__DATA EXTRACTS__.
Segment Open

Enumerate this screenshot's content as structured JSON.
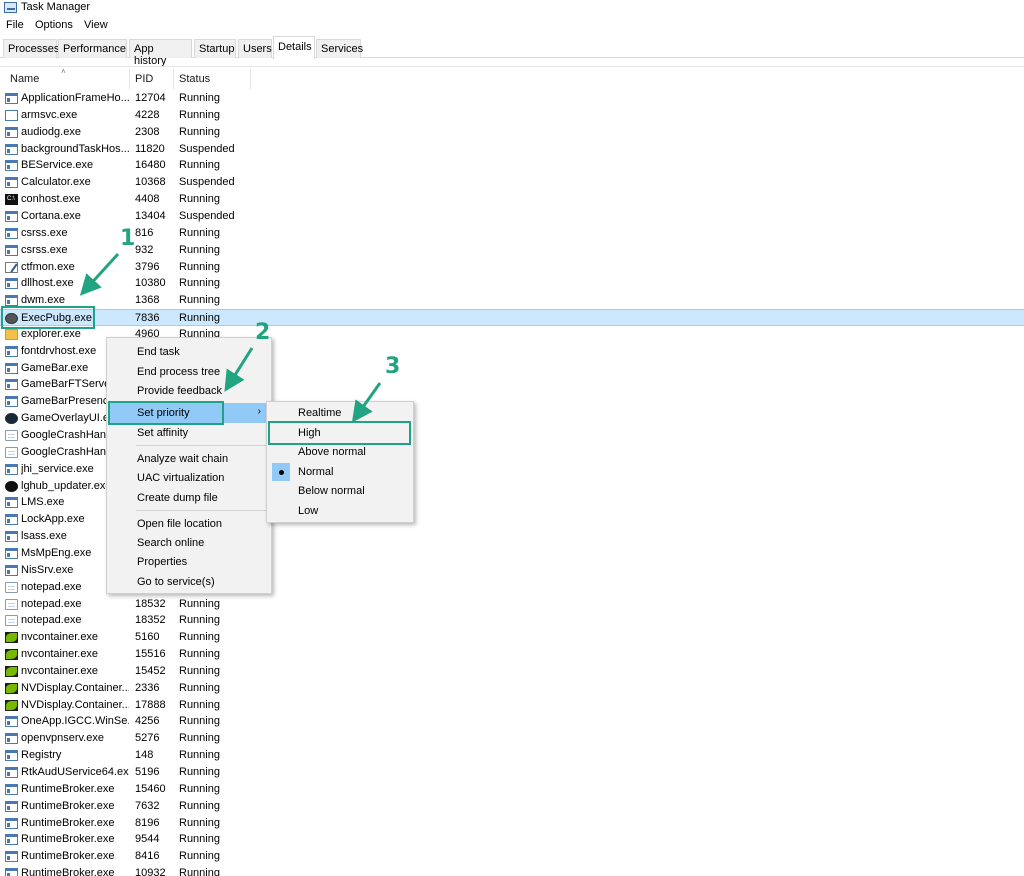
{
  "window": {
    "title": "Task Manager"
  },
  "menu": [
    "File",
    "Options",
    "View"
  ],
  "tabs": [
    {
      "label": "Processes"
    },
    {
      "label": "Performance"
    },
    {
      "label": "App history"
    },
    {
      "label": "Startup"
    },
    {
      "label": "Users"
    },
    {
      "label": "Details",
      "active": true
    },
    {
      "label": "Services"
    }
  ],
  "columns": {
    "name": "Name",
    "pid": "PID",
    "status": "Status"
  },
  "processes": [
    {
      "name": "ApplicationFrameHo...",
      "pid": "12704",
      "status": "Running",
      "icon": "app-icon"
    },
    {
      "name": "armsvc.exe",
      "pid": "4228",
      "status": "Running",
      "icon": "blank-window-icon"
    },
    {
      "name": "audiodg.exe",
      "pid": "2308",
      "status": "Running",
      "icon": "app-icon"
    },
    {
      "name": "backgroundTaskHos...",
      "pid": "11820",
      "status": "Suspended",
      "icon": "app-icon"
    },
    {
      "name": "BEService.exe",
      "pid": "16480",
      "status": "Running",
      "icon": "app-icon"
    },
    {
      "name": "Calculator.exe",
      "pid": "10368",
      "status": "Suspended",
      "icon": "app-icon"
    },
    {
      "name": "conhost.exe",
      "pid": "4408",
      "status": "Running",
      "icon": "console-icon"
    },
    {
      "name": "Cortana.exe",
      "pid": "13404",
      "status": "Suspended",
      "icon": "app-icon"
    },
    {
      "name": "csrss.exe",
      "pid": "816",
      "status": "Running",
      "icon": "app-icon"
    },
    {
      "name": "csrss.exe",
      "pid": "932",
      "status": "Running",
      "icon": "app-icon"
    },
    {
      "name": "ctfmon.exe",
      "pid": "3796",
      "status": "Running",
      "icon": "pen-icon"
    },
    {
      "name": "dllhost.exe",
      "pid": "10380",
      "status": "Running",
      "icon": "app-icon"
    },
    {
      "name": "dwm.exe",
      "pid": "1368",
      "status": "Running",
      "icon": "app-icon"
    },
    {
      "name": "ExecPubg.exe",
      "pid": "7836",
      "status": "Running",
      "icon": "pubg-icon",
      "selected": true
    },
    {
      "name": "explorer.exe",
      "pid": "4960",
      "status": "Running",
      "icon": "folder-icon"
    },
    {
      "name": "fontdrvhost.exe",
      "pid": "",
      "status": "",
      "icon": "app-icon"
    },
    {
      "name": "GameBar.exe",
      "pid": "",
      "status": "",
      "icon": "app-icon"
    },
    {
      "name": "GameBarFTServer.",
      "pid": "",
      "status": "",
      "icon": "app-icon"
    },
    {
      "name": "GameBarPresence",
      "pid": "",
      "status": "",
      "icon": "app-icon"
    },
    {
      "name": "GameOverlayUI.ex",
      "pid": "",
      "status": "",
      "icon": "steam-icon"
    },
    {
      "name": "GoogleCrashHanc",
      "pid": "",
      "status": "",
      "icon": "doc-icon"
    },
    {
      "name": "GoogleCrashHanc",
      "pid": "",
      "status": "",
      "icon": "doc-icon"
    },
    {
      "name": "jhi_service.exe",
      "pid": "",
      "status": "",
      "icon": "app-icon"
    },
    {
      "name": "lghub_updater.exe",
      "pid": "",
      "status": "",
      "icon": "logitech-icon"
    },
    {
      "name": "LMS.exe",
      "pid": "",
      "status": "",
      "icon": "app-icon"
    },
    {
      "name": "LockApp.exe",
      "pid": "",
      "status": "",
      "icon": "app-icon"
    },
    {
      "name": "lsass.exe",
      "pid": "",
      "status": "",
      "icon": "app-icon"
    },
    {
      "name": "MsMpEng.exe",
      "pid": "",
      "status": "",
      "icon": "app-icon"
    },
    {
      "name": "NisSrv.exe",
      "pid": "",
      "status": "",
      "icon": "app-icon"
    },
    {
      "name": "notepad.exe",
      "pid": "",
      "status": "",
      "icon": "doc-icon"
    },
    {
      "name": "notepad.exe",
      "pid": "18532",
      "status": "Running",
      "icon": "doc-icon"
    },
    {
      "name": "notepad.exe",
      "pid": "18352",
      "status": "Running",
      "icon": "doc-icon"
    },
    {
      "name": "nvcontainer.exe",
      "pid": "5160",
      "status": "Running",
      "icon": "nvidia-icon"
    },
    {
      "name": "nvcontainer.exe",
      "pid": "15516",
      "status": "Running",
      "icon": "nvidia-icon"
    },
    {
      "name": "nvcontainer.exe",
      "pid": "15452",
      "status": "Running",
      "icon": "nvidia-icon"
    },
    {
      "name": "NVDisplay.Container...",
      "pid": "2336",
      "status": "Running",
      "icon": "nvidia-icon"
    },
    {
      "name": "NVDisplay.Container...",
      "pid": "17888",
      "status": "Running",
      "icon": "nvidia-icon"
    },
    {
      "name": "OneApp.IGCC.WinSe...",
      "pid": "4256",
      "status": "Running",
      "icon": "app-icon"
    },
    {
      "name": "openvpnserv.exe",
      "pid": "5276",
      "status": "Running",
      "icon": "app-icon"
    },
    {
      "name": "Registry",
      "pid": "148",
      "status": "Running",
      "icon": "app-icon"
    },
    {
      "name": "RtkAudUService64.exe",
      "pid": "5196",
      "status": "Running",
      "icon": "app-icon"
    },
    {
      "name": "RuntimeBroker.exe",
      "pid": "15460",
      "status": "Running",
      "icon": "app-icon"
    },
    {
      "name": "RuntimeBroker.exe",
      "pid": "7632",
      "status": "Running",
      "icon": "app-icon"
    },
    {
      "name": "RuntimeBroker.exe",
      "pid": "8196",
      "status": "Running",
      "icon": "app-icon"
    },
    {
      "name": "RuntimeBroker.exe",
      "pid": "9544",
      "status": "Running",
      "icon": "app-icon"
    },
    {
      "name": "RuntimeBroker.exe",
      "pid": "8416",
      "status": "Running",
      "icon": "app-icon"
    },
    {
      "name": "RuntimeBroker.exe",
      "pid": "10932",
      "status": "Running",
      "icon": "app-icon"
    }
  ],
  "context_menu": {
    "items": [
      {
        "label": "End task"
      },
      {
        "label": "End process tree"
      },
      {
        "label": "Provide feedback"
      },
      {
        "label": "Set priority",
        "highlighted": true,
        "has_submenu": true
      },
      {
        "label": "Set affinity"
      },
      {
        "label": "Analyze wait chain"
      },
      {
        "label": "UAC virtualization"
      },
      {
        "label": "Create dump file"
      },
      {
        "label": "Open file location"
      },
      {
        "label": "Search online"
      },
      {
        "label": "Properties"
      },
      {
        "label": "Go to service(s)"
      }
    ]
  },
  "priority_submenu": {
    "items": [
      {
        "label": "Realtime"
      },
      {
        "label": "High",
        "highlighted": true
      },
      {
        "label": "Above normal"
      },
      {
        "label": "Normal",
        "checked": true
      },
      {
        "label": "Below normal"
      },
      {
        "label": "Low"
      }
    ]
  },
  "annotations": {
    "step1": "1",
    "step2": "2",
    "step3": "3",
    "color": "#1fa286"
  },
  "colors": {
    "selection_row": "#cce8ff",
    "menu_highlight": "#91c9f7",
    "annotation": "#22a381"
  }
}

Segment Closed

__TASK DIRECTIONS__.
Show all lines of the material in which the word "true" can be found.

__PROBLEM SOLUTION__.
      "active": true
      "selected": true
        "highlighted": true,
        "has_submenu": true
        "highlighted": true
        "checked": true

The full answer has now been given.